Look through the material below and give the number of lines where the string "JSON" appears, without any other words.

Supplied records —
++++++++++++++++++++

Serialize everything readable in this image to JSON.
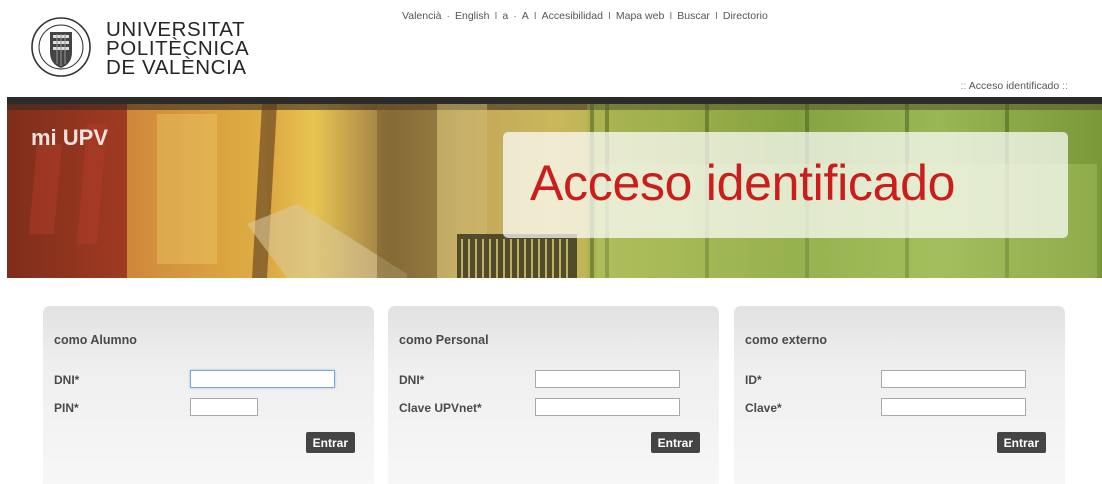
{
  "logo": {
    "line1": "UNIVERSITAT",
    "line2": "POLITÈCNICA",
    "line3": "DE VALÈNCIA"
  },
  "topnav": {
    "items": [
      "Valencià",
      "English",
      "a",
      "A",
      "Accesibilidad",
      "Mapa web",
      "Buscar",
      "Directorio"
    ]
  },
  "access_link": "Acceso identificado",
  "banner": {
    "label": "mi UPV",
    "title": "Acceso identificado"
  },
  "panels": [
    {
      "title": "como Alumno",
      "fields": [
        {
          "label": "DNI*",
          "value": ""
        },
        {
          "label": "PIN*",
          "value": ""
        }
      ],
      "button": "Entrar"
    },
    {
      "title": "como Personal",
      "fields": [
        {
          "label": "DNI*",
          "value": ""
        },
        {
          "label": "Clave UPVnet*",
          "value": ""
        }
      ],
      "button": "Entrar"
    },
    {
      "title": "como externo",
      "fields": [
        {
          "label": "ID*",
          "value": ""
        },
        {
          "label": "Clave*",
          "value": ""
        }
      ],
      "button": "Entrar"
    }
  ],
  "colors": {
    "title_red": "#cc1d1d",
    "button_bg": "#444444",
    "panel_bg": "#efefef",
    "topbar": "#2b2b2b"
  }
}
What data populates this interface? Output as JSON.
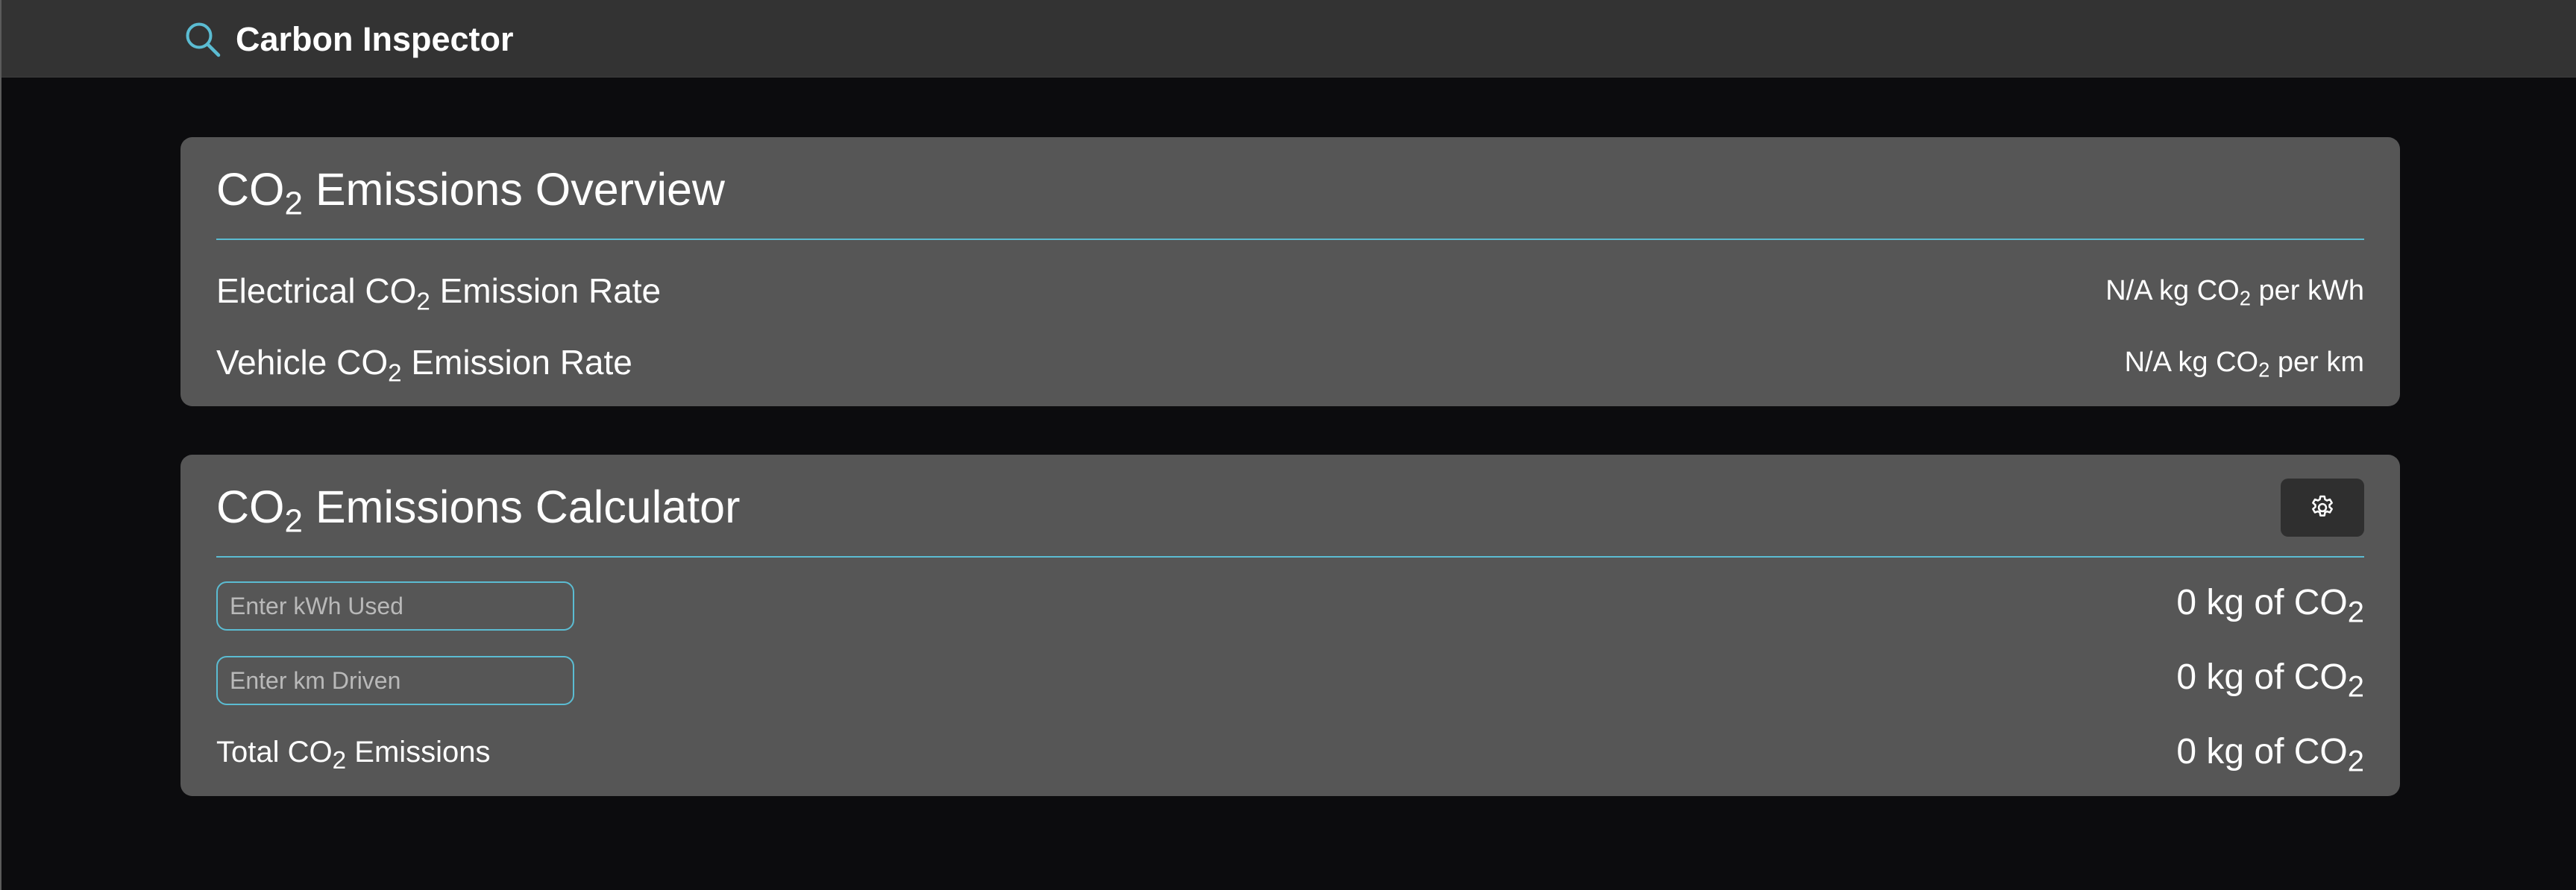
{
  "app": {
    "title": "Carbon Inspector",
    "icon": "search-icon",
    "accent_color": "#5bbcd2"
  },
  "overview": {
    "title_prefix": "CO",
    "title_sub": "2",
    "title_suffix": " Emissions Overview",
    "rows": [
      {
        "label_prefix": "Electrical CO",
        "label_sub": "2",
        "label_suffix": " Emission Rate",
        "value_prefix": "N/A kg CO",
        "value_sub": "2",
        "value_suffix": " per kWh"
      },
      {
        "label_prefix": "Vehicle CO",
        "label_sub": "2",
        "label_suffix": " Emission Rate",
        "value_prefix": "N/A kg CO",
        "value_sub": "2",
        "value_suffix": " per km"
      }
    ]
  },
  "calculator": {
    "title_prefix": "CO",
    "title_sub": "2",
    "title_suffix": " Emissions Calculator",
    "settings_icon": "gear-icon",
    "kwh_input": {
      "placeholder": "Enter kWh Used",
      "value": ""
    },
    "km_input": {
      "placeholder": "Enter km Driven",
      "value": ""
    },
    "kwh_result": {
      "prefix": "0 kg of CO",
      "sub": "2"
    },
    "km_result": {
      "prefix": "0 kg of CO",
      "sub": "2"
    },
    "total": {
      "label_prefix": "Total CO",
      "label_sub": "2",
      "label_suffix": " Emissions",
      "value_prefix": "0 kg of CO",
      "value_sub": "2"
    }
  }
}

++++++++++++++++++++

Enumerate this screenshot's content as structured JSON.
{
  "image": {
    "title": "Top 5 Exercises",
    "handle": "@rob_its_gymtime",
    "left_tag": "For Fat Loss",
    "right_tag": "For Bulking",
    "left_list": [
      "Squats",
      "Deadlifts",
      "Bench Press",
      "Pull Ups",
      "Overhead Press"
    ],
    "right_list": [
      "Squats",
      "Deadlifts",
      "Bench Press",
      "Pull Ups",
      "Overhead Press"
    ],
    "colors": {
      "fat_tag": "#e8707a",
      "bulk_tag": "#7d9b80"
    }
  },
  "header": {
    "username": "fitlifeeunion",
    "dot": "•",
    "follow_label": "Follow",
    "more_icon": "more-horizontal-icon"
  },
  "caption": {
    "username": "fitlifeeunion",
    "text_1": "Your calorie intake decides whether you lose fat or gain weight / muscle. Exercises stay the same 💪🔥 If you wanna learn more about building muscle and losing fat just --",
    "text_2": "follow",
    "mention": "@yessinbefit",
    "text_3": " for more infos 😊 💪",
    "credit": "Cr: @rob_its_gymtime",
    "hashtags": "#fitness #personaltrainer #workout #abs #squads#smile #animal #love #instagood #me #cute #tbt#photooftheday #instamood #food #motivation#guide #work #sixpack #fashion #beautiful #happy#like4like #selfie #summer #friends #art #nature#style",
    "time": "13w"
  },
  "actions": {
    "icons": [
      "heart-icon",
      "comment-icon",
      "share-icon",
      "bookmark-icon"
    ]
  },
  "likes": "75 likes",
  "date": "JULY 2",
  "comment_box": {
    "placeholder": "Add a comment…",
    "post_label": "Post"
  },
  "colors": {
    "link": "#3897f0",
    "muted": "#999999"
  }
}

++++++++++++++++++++

Exercise output —
3